Task instructions | Would you please return the lines of the material that contain the word "JSON"?

--- Listed entries Enclosed Below ---

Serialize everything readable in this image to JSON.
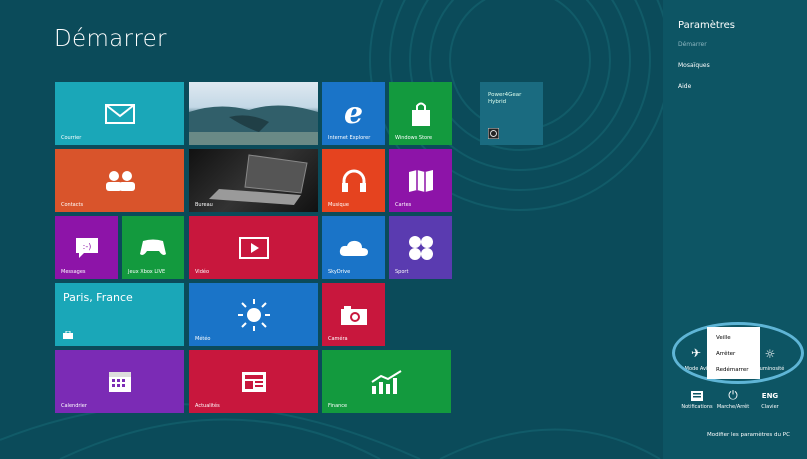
{
  "start": {
    "title": "Démarrer"
  },
  "tiles": {
    "mail": "Courrier",
    "ie": "Internet Explorer",
    "store": "Windows Store",
    "contacts": "Contacts",
    "desktop": "Bureau",
    "music": "Musique",
    "maps": "Cartes",
    "messaging": "Messages",
    "xbox": "Jeux Xbox LIVE",
    "video": "Vidéo",
    "skydrive": "SkyDrive",
    "sport": "Sport",
    "weather_city": "Paris, France",
    "weather": "Météo",
    "camera": "Caméra",
    "calendar": "Calendrier",
    "news": "Actualités",
    "finance": "Finance",
    "power4gear": "Power4Gear Hybrid"
  },
  "charms": {
    "title": "Paramètres",
    "items": [
      "Démarrer",
      "Mosaïques",
      "Aide"
    ],
    "quick": {
      "airplane": "Mode Avi",
      "brightness": "uminosité",
      "notifications": "Notifications",
      "power": "Marche/Arrêt",
      "keyboard": "Clavier",
      "keyboard_lang": "ENG"
    },
    "modify_pc": "Modifier les paramètres du PC"
  },
  "power_menu": [
    "Veille",
    "Arrêter",
    "Redémarrer"
  ],
  "colors": {
    "background": "#0b4b5a",
    "teal": "#1aa7b8",
    "blue": "#1a74c8",
    "green": "#139a3e",
    "orange": "#d9542b",
    "red": "#c8173d",
    "purple": "#7b2bb5",
    "magenta": "#8d14a8",
    "violet": "#5a3bb0"
  }
}
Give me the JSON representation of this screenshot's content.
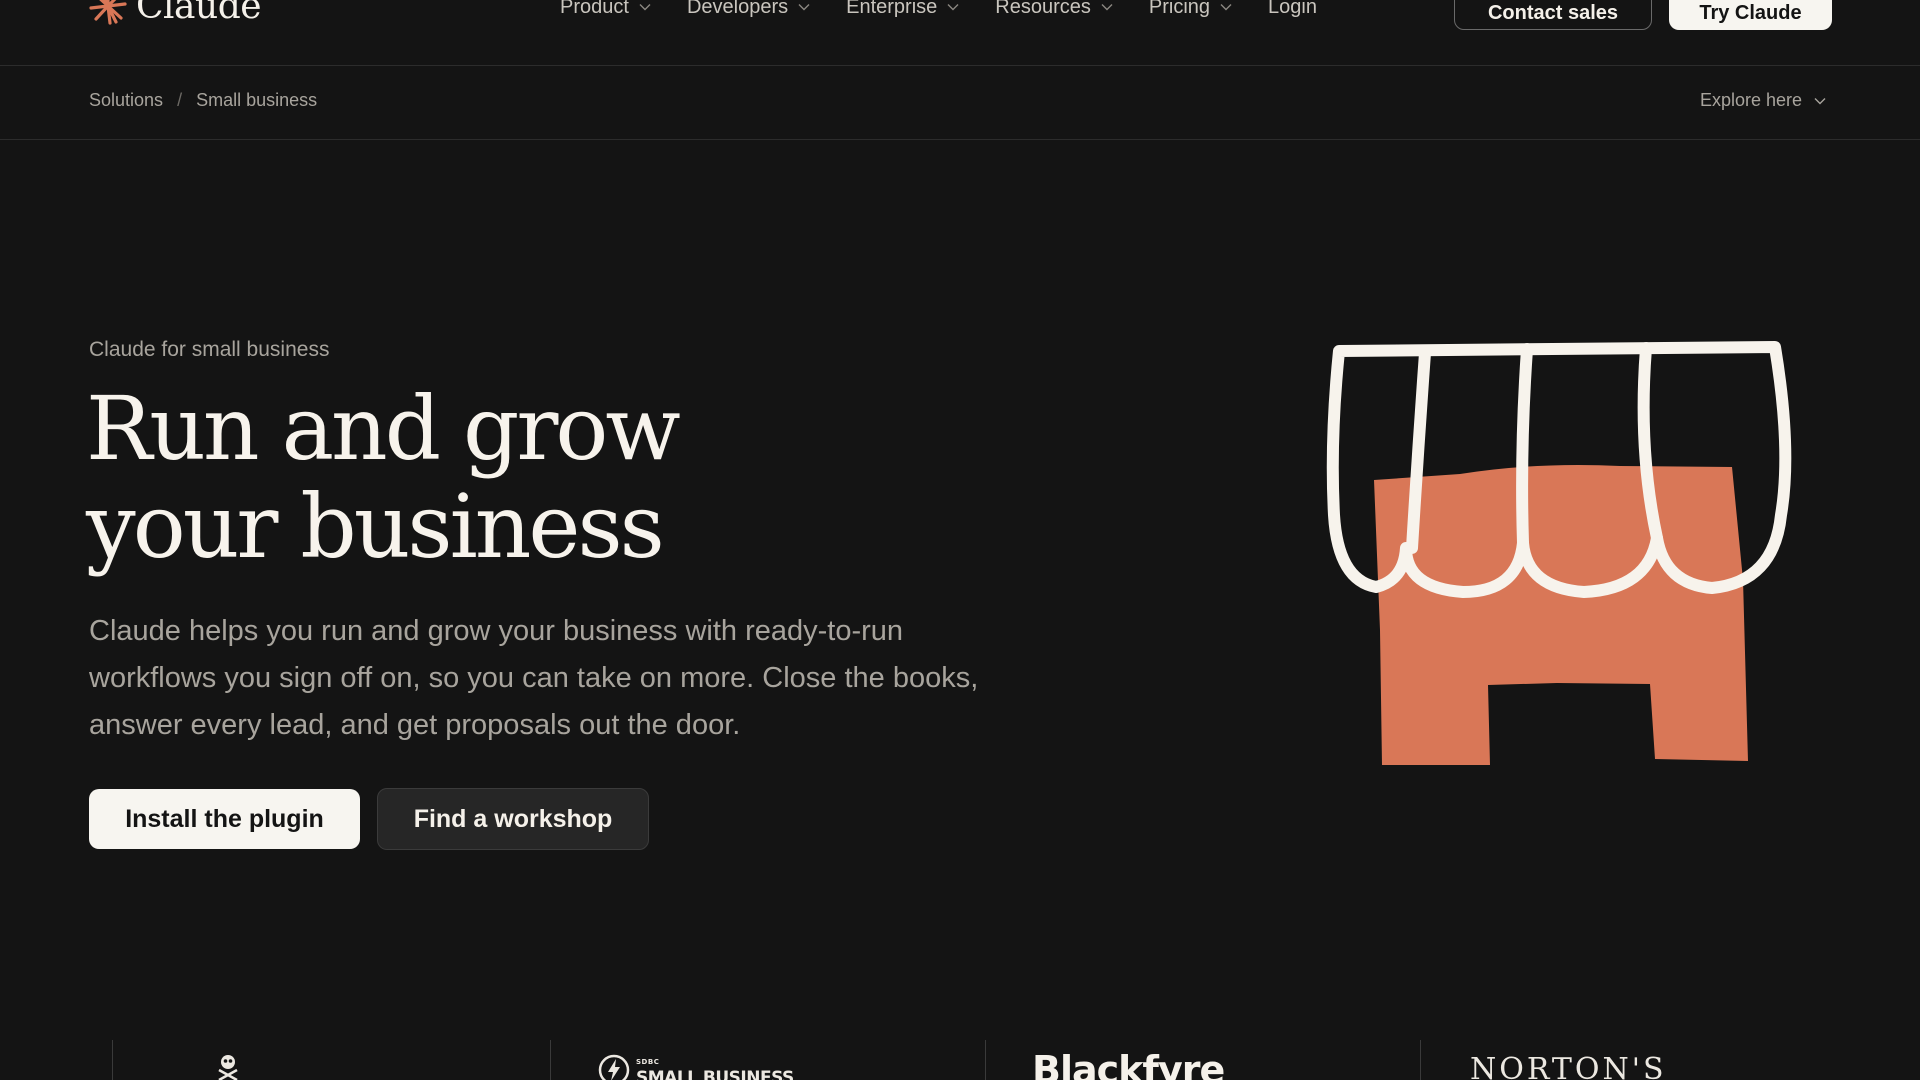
{
  "brand": {
    "name": "Claude",
    "accent": "#d97757"
  },
  "nav": {
    "items": [
      {
        "label": "Product",
        "has_menu": true
      },
      {
        "label": "Developers",
        "has_menu": true
      },
      {
        "label": "Enterprise",
        "has_menu": true
      },
      {
        "label": "Resources",
        "has_menu": true
      },
      {
        "label": "Pricing",
        "has_menu": true
      },
      {
        "label": "Login",
        "has_menu": false
      }
    ],
    "contact_label": "Contact sales",
    "try_label": "Try Claude"
  },
  "breadcrumb": {
    "items": [
      "Solutions",
      "Small business"
    ],
    "separator": "/",
    "explore_label": "Explore here"
  },
  "hero": {
    "eyebrow": "Claude for small business",
    "title_line1": "Run and grow",
    "title_line2": "your business",
    "description": "Claude helps you run and grow your business with ready-to-run workflows you sign off on, so you can take on more. Close the books, answer every lead, and get proposals out the door.",
    "primary_label": "Install the plugin",
    "secondary_label": "Find a workshop"
  },
  "illustration": {
    "icon": "storefront-icon",
    "fill_color": "#d97757",
    "stroke_color": "#f7f3ec"
  },
  "client_logos": {
    "sbiz_small": "SDBC",
    "sbiz_main": "SMALL BUSINESS",
    "blackfyre": "Blackfyre",
    "nortons": "NORTON'S"
  }
}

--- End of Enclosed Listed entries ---

Answer space |
Serialize everything readable in this image to JSON.
Give me the JSON representation of this screenshot's content.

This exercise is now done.